Nostalgia is a big one. And travel. I find inspiration from my travels in the form of correspondence I’ve kept. I have a lot of emails from people where English was their second language, so when they write it’s a bit disjointed. You get these phrases that would work in their language but not English, and really odd ways of expressing things. I really like that; I like language, I like text. I find wordplay interesting.

These fabrics that I make, they’re kind of like a banner with embedded narratives from that correspondence – psychological geographies, representing a particular time and place.

I like a lot of Islamic art for similar reasons. It involves beautiful geometric designs that are perfectly, mathematically correct, and they represent things by abstract motifs rather than a realistic manner.

I’ve always liked abstract art – 1940s/50s, Pollock, automatism – so I’m not really interested in thinking too much about what I’m doing in the studio. I don’t ever really know an outcome. As I’m going, I figure out how this might work or not.

Also textile artists like Sonia Delaunay – she did a lot of colour experiments, large geometric paintings, played around with colour combinations. But her work wasn’t just paintings, it was clothing, cars, outfits for the Ballets Russes – her output was just insane.

What does art mean to you?

In the studio, it’s a kind of meditation. I love my studio at RMIT, and being there alone on weekends. It’s this space where I can be myself, there’s no one judging you, and you don’t have to be harsh on yourself either. You just go in and make things. If it works, it works. If it doesn’t, it doesn’t. But I never feel that it’s a wasted day.

What’s one of the hardest lessons you’ve learnt so far?

Working with digital works, you really need to save them. That’s probably one of the hardest – being diligent enough to save everything, back it up, email it to yourself to 2–3 different email addresses you have. Keep a record of everything! Otherwise you’ll lose something that you really, really wanted to use.

In theme with magpies and all things shiny, what’s your favourite shiny thing at the moment?

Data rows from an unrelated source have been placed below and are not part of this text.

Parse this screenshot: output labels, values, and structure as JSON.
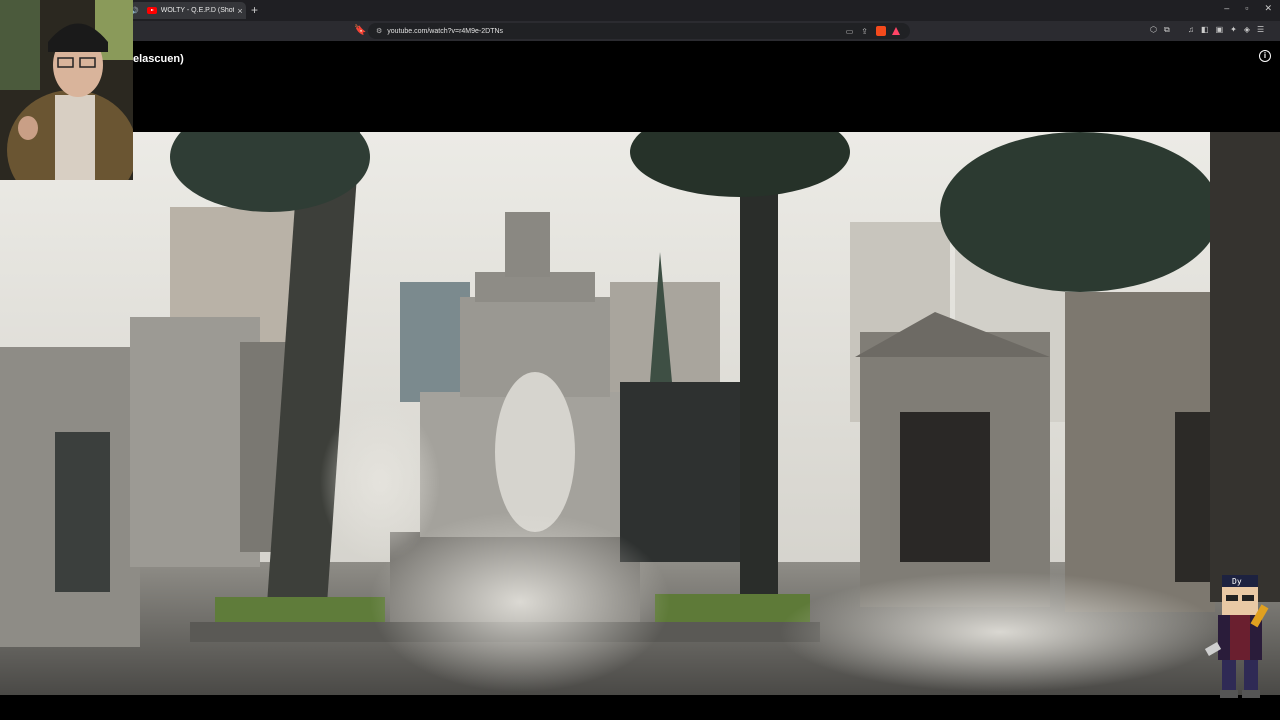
{
  "browser": {
    "tab_title": "WOLTY - Q.E.P.D (Shot by Be",
    "tab_close": "×",
    "new_tab": "+",
    "window_controls": [
      "–",
      "▫",
      "✕"
    ],
    "url": "youtube.com/watch?v=r4M9e-2DTNs"
  },
  "video": {
    "title_fragment": "elascuen)",
    "info": "i"
  },
  "overlay": {
    "mascot_label": "Dy"
  }
}
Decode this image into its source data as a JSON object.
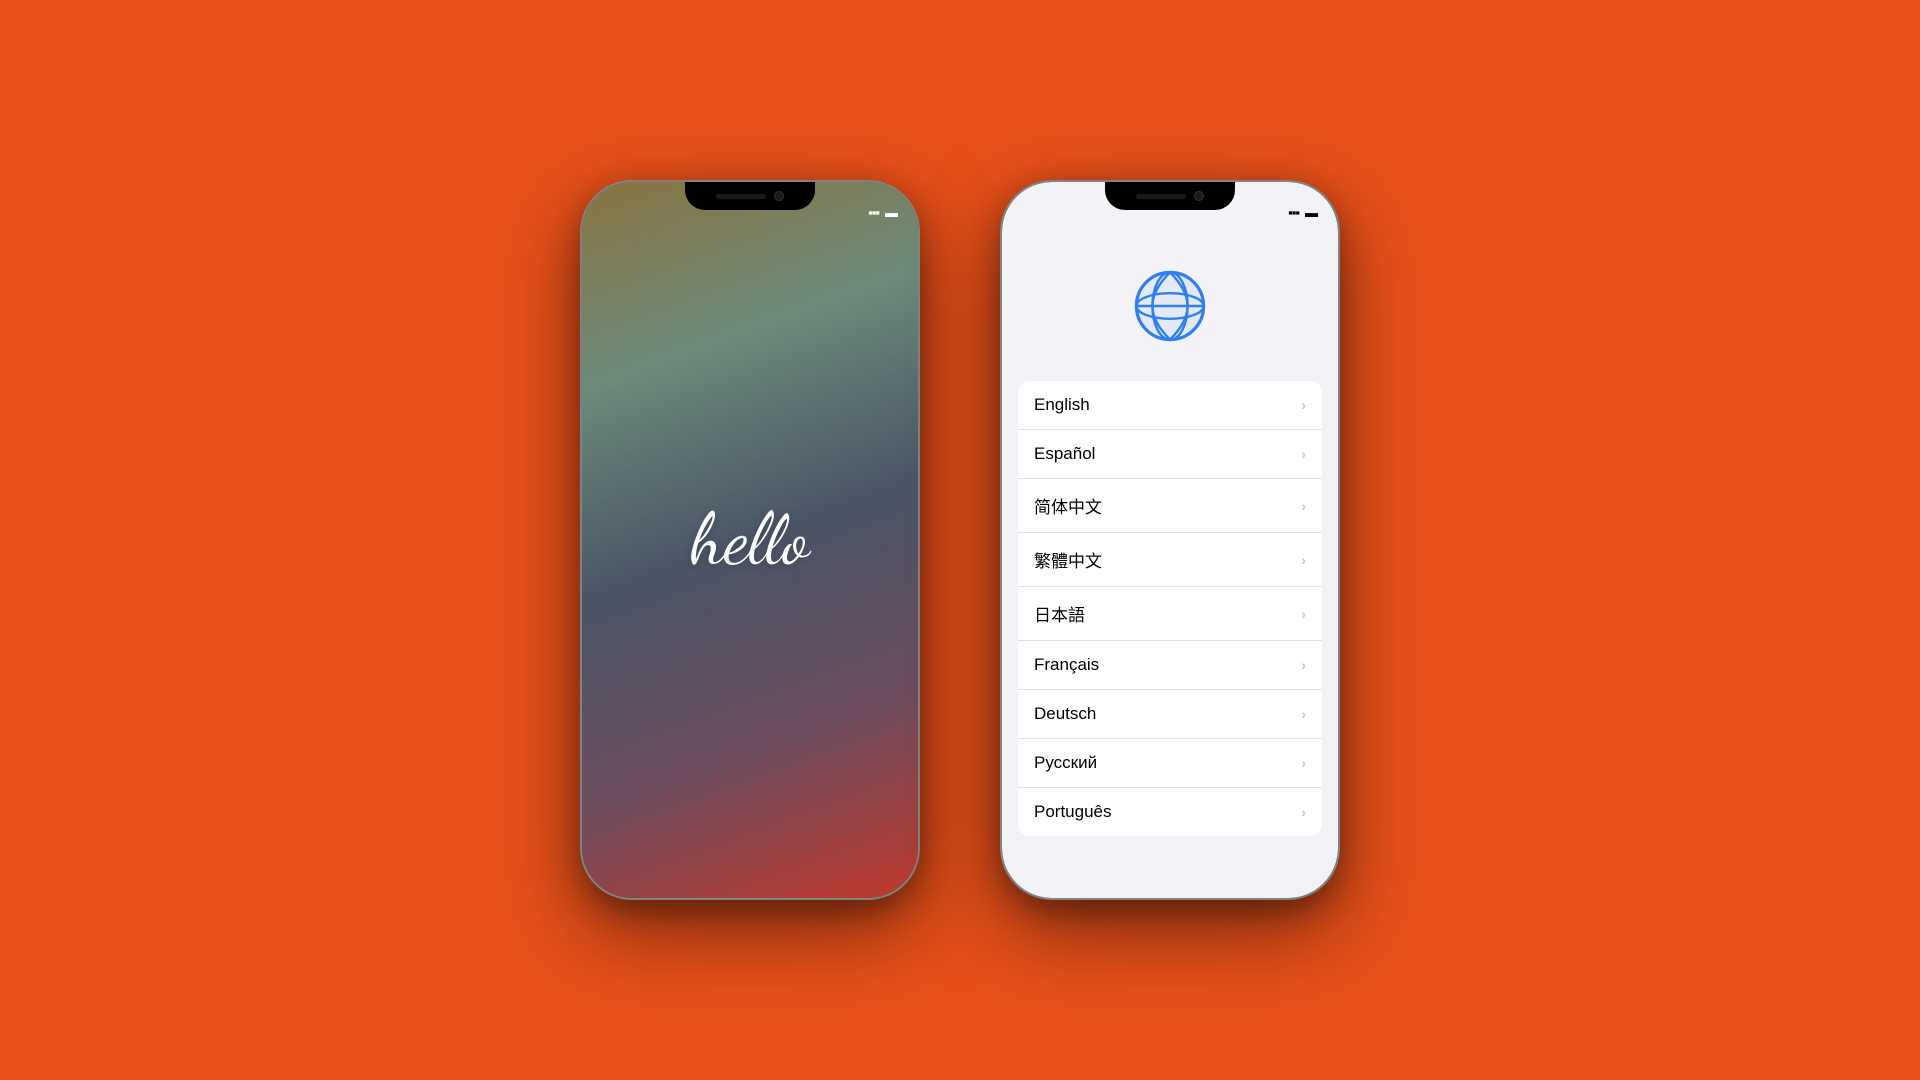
{
  "background_color": "#E8511A",
  "phone_hello": {
    "hello_text": "hello",
    "status_bar": {
      "signal": "▪▪▪",
      "battery": "🔋"
    }
  },
  "phone_lang": {
    "status_bar": {
      "signal": "▪▪▪",
      "battery": "🔋"
    },
    "globe_icon_label": "globe-icon",
    "languages": [
      {
        "name": "English",
        "chevron": "›"
      },
      {
        "name": "Español",
        "chevron": "›"
      },
      {
        "name": "简体中文",
        "chevron": "›"
      },
      {
        "name": "繁體中文",
        "chevron": "›"
      },
      {
        "name": "日本語",
        "chevron": "›"
      },
      {
        "name": "Français",
        "chevron": "›"
      },
      {
        "name": "Deutsch",
        "chevron": "›"
      },
      {
        "name": "Русский",
        "chevron": "›"
      },
      {
        "name": "Português",
        "chevron": "›"
      }
    ]
  }
}
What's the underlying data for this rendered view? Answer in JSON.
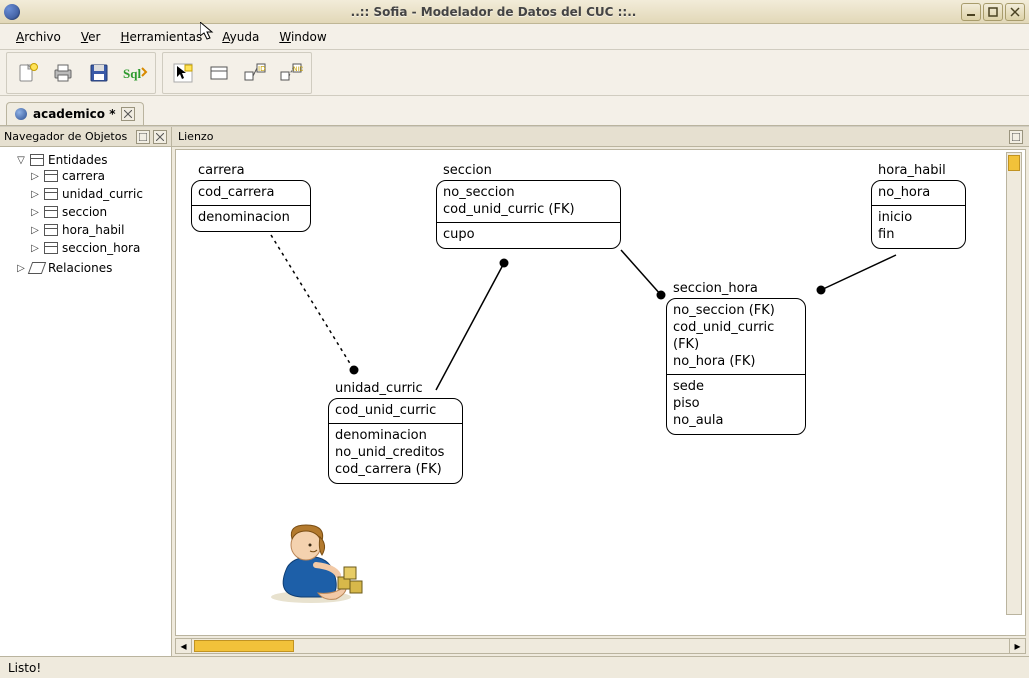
{
  "window": {
    "title": "..:: Sofia - Modelador de Datos del CUC ::.."
  },
  "menu": {
    "archivo": "Archivo",
    "ver": "Ver",
    "herramientas": "Herramientas",
    "ayuda": "Ayuda",
    "window": "Window"
  },
  "toolbar": {
    "new": "new-document",
    "print": "print",
    "save": "save",
    "sql": "sql",
    "pointer": "pointer",
    "entity": "entity-tool",
    "ident_rel": "identifying-relationship-tool",
    "nonident_rel": "nonidentifying-relationship-tool"
  },
  "tabs": {
    "active": "academico *"
  },
  "navigator": {
    "title": "Navegador de Objetos",
    "root_entities": "Entidades",
    "root_relations": "Relaciones",
    "entities": [
      "carrera",
      "unidad_curric",
      "seccion",
      "hora_habil",
      "seccion_hora"
    ]
  },
  "canvas": {
    "title": "Lienzo",
    "entities": {
      "carrera": {
        "name": "carrera",
        "pk": [
          "cod_carrera"
        ],
        "attrs": [
          "denominacion"
        ]
      },
      "seccion": {
        "name": "seccion",
        "pk": [
          "no_seccion",
          "cod_unid_curric (FK)"
        ],
        "attrs": [
          "cupo"
        ]
      },
      "hora_habil": {
        "name": "hora_habil",
        "pk": [
          "no_hora"
        ],
        "attrs": [
          "inicio",
          "fin"
        ]
      },
      "unidad_curric": {
        "name": "unidad_curric",
        "pk": [
          "cod_unid_curric"
        ],
        "attrs": [
          "denominacion",
          "no_unid_creditos",
          "cod_carrera (FK)"
        ]
      },
      "seccion_hora": {
        "name": "seccion_hora",
        "pk": [
          "no_seccion (FK)",
          "cod_unid_curric (FK)",
          "no_hora (FK)"
        ],
        "attrs": [
          "sede",
          "piso",
          "no_aula"
        ]
      }
    }
  },
  "status": {
    "text": "Listo!"
  },
  "chart_data": {
    "type": "erd",
    "entities": [
      {
        "name": "carrera",
        "pk": [
          "cod_carrera"
        ],
        "attrs": [
          "denominacion"
        ]
      },
      {
        "name": "unidad_curric",
        "pk": [
          "cod_unid_curric"
        ],
        "attrs": [
          "denominacion",
          "no_unid_creditos",
          "cod_carrera (FK)"
        ]
      },
      {
        "name": "seccion",
        "pk": [
          "no_seccion",
          "cod_unid_curric (FK)"
        ],
        "attrs": [
          "cupo"
        ]
      },
      {
        "name": "hora_habil",
        "pk": [
          "no_hora"
        ],
        "attrs": [
          "inicio",
          "fin"
        ]
      },
      {
        "name": "seccion_hora",
        "pk": [
          "no_seccion (FK)",
          "cod_unid_curric (FK)",
          "no_hora (FK)"
        ],
        "attrs": [
          "sede",
          "piso",
          "no_aula"
        ]
      }
    ],
    "relationships": [
      {
        "from": "carrera",
        "to": "unidad_curric",
        "identifying": false
      },
      {
        "from": "unidad_curric",
        "to": "seccion",
        "identifying": true
      },
      {
        "from": "seccion",
        "to": "seccion_hora",
        "identifying": true
      },
      {
        "from": "hora_habil",
        "to": "seccion_hora",
        "identifying": true
      }
    ]
  }
}
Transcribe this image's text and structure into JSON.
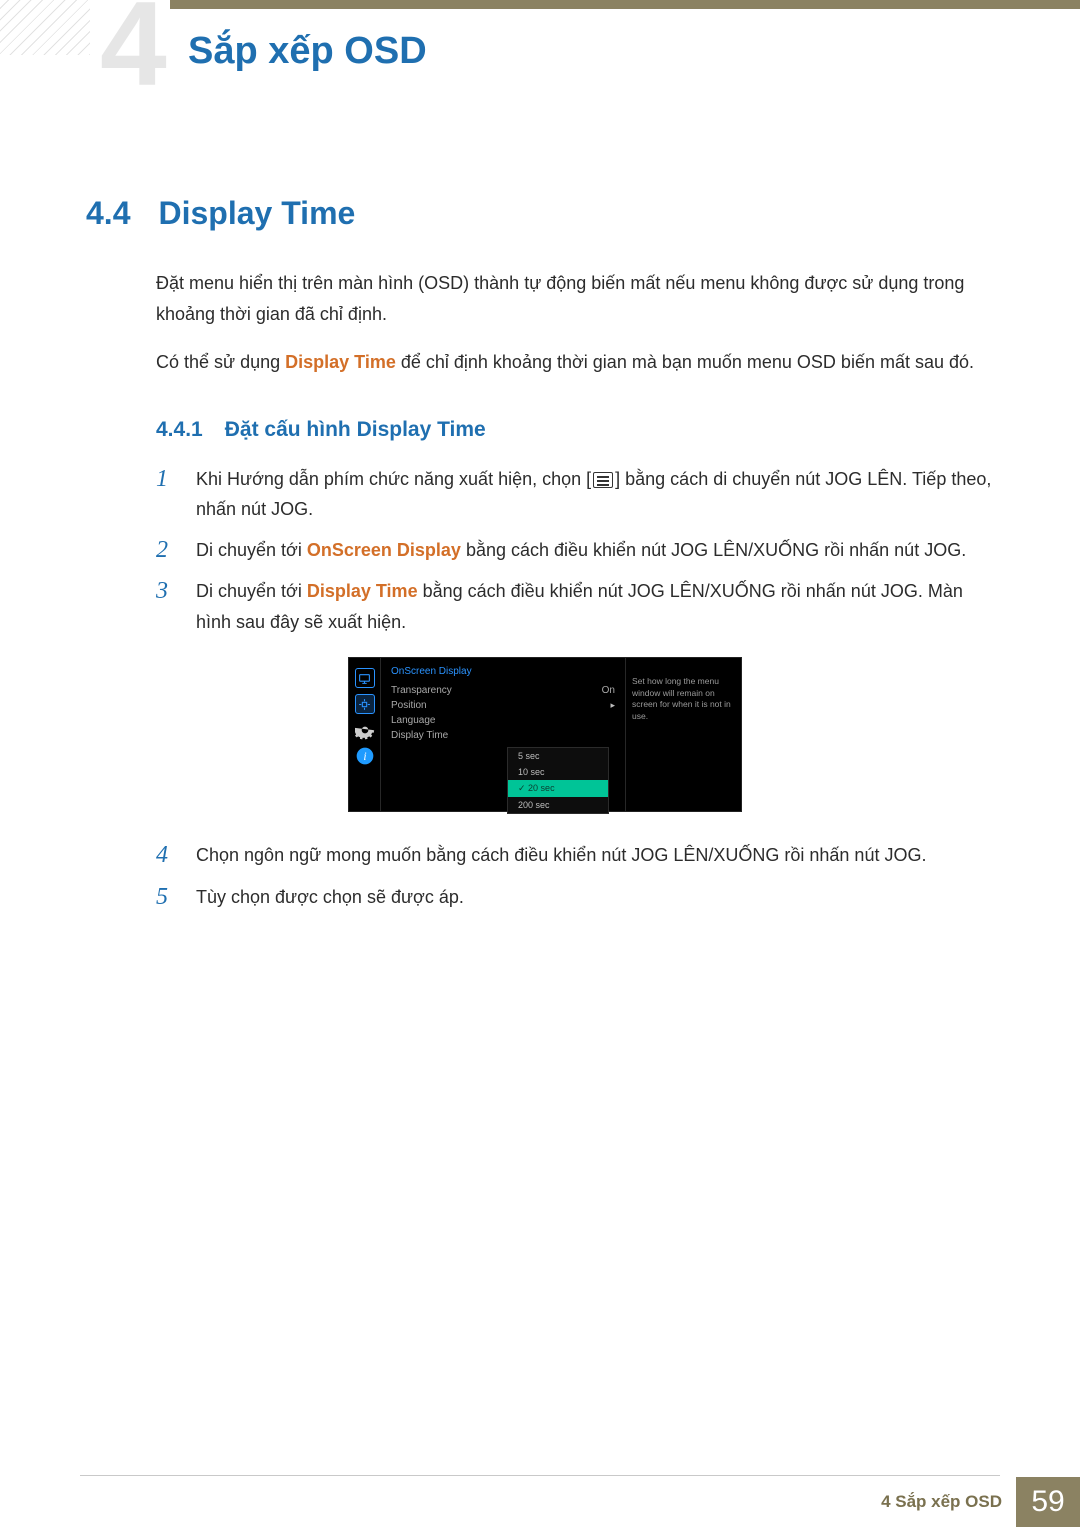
{
  "header": {
    "chapter_bg_number": "4",
    "page_title": "Sắp xếp OSD"
  },
  "section": {
    "number": "4.4",
    "title": "Display Time"
  },
  "intro_paragraphs": {
    "p1": "Đặt menu hiển thị trên màn hình (OSD) thành tự động biến mất nếu menu không được sử dụng trong khoảng thời gian đã chỉ định.",
    "p2_before": "Có thể sử dụng ",
    "p2_bold": "Display Time",
    "p2_after": " để chỉ định khoảng thời gian mà bạn muốn menu OSD biến mất sau đó."
  },
  "subsection": {
    "number": "4.4.1",
    "title": "Đặt cấu hình Display Time"
  },
  "steps": [
    {
      "before": "Khi Hướng dẫn phím chức năng xuất hiện, chọn [",
      "after": "] bằng cách di chuyển nút JOG LÊN. Tiếp theo, nhấn nút JOG.",
      "has_icon": true
    },
    {
      "before": "Di chuyển tới ",
      "bold": "OnScreen Display",
      "after": " bằng cách điều khiển nút JOG LÊN/XUỐNG rồi nhấn nút JOG."
    },
    {
      "before": "Di chuyển tới ",
      "bold": "Display Time",
      "after": " bằng cách điều khiển nút JOG LÊN/XUỐNG rồi nhấn nút JOG. Màn hình sau đây sẽ xuất hiện.",
      "has_osd_after": true
    },
    {
      "before": "Chọn ngôn ngữ mong muốn bằng cách điều khiển nút JOG LÊN/XUỐNG rồi nhấn nút JOG."
    },
    {
      "before": "Tùy chọn được chọn sẽ được áp."
    }
  ],
  "osd": {
    "menu_title": "OnScreen Display",
    "items": [
      {
        "label": "Transparency",
        "value": "On"
      },
      {
        "label": "Position",
        "value": "▸"
      },
      {
        "label": "Language"
      },
      {
        "label": "Display Time"
      }
    ],
    "popup": [
      "5 sec",
      "10 sec",
      "20 sec",
      "200 sec"
    ],
    "popup_selected_index": 2,
    "help_text": "Set how long the menu window will remain on screen for when it is not in use."
  },
  "footer": {
    "label": "4 Sắp xếp OSD",
    "page_number": "59"
  }
}
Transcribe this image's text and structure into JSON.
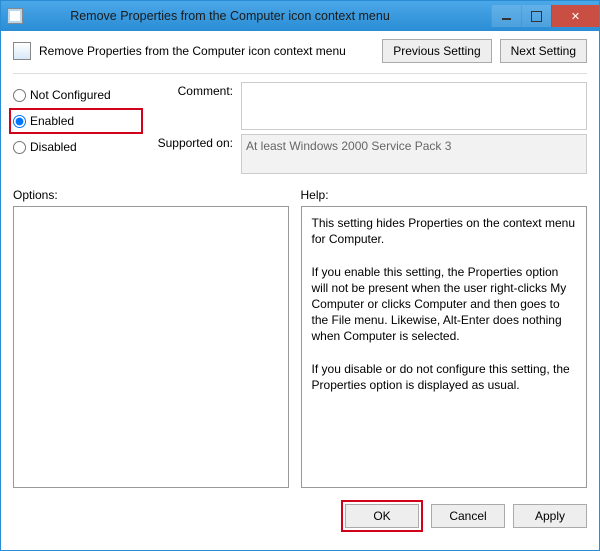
{
  "window": {
    "title": "Remove Properties from the Computer icon context menu"
  },
  "header": {
    "policy_title": "Remove Properties from the Computer icon context menu",
    "prev_label": "Previous Setting",
    "next_label": "Next Setting"
  },
  "config": {
    "not_configured_label": "Not Configured",
    "enabled_label": "Enabled",
    "disabled_label": "Disabled",
    "selected": "enabled",
    "comment_label": "Comment:",
    "comment_value": "",
    "supported_label": "Supported on:",
    "supported_value": "At least Windows 2000 Service Pack 3"
  },
  "panels": {
    "options_label": "Options:",
    "help_label": "Help:",
    "help_text": "This setting hides Properties on the context menu for Computer.\n\nIf you enable this setting, the Properties option will not be present when the user right-clicks My Computer or clicks Computer and then goes to the File menu.  Likewise, Alt-Enter does nothing when Computer is selected.\n\nIf you disable or do not configure this setting, the Properties option is displayed as usual."
  },
  "footer": {
    "ok_label": "OK",
    "cancel_label": "Cancel",
    "apply_label": "Apply"
  }
}
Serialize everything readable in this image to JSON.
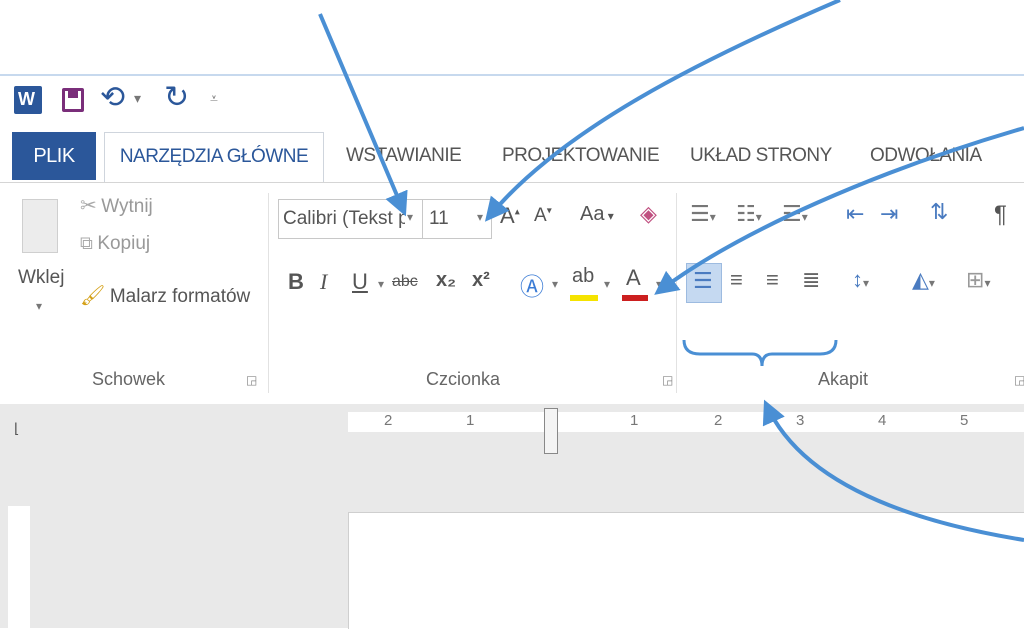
{
  "colors": {
    "accent": "#2b579a",
    "arrow": "#4a8fd4",
    "word_icon": "#2b579a",
    "highlight": "#f5e300",
    "font_color": "#cc1f1f"
  },
  "qat": {
    "icons": [
      "word-logo-icon",
      "save-icon",
      "undo-icon",
      "redo-icon",
      "customize-qat-icon"
    ]
  },
  "tabs": [
    "PLIK",
    "NARZĘDZIA GŁÓWNE",
    "WSTAWIANIE",
    "PROJEKTOWANIE",
    "UKŁAD STRONY",
    "ODWOŁANIA"
  ],
  "clipboard": {
    "paste": "Wklej",
    "cut": "Wytnij",
    "copy": "Kopiuj",
    "format_painter": "Malarz formatów",
    "group_label": "Schowek"
  },
  "font": {
    "font_name": "Calibri (Tekst p",
    "font_size": "11",
    "change_case": "Aa",
    "bold": "B",
    "italic": "I",
    "underline": "U",
    "strikethrough": "abc",
    "subscript": "x₂",
    "superscript": "x²",
    "group_label": "Czcionka"
  },
  "paragraph": {
    "group_label": "Akapit"
  },
  "ruler": {
    "numbers": [
      "2",
      "1",
      "1",
      "2",
      "3",
      "4",
      "5"
    ]
  }
}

I got donated a ginormous roll of gold contact paper. It’s probably tens and tens and tens of metres. I haven’t used it yet, but it was a pretty nice donation.

Photography © Elly Freer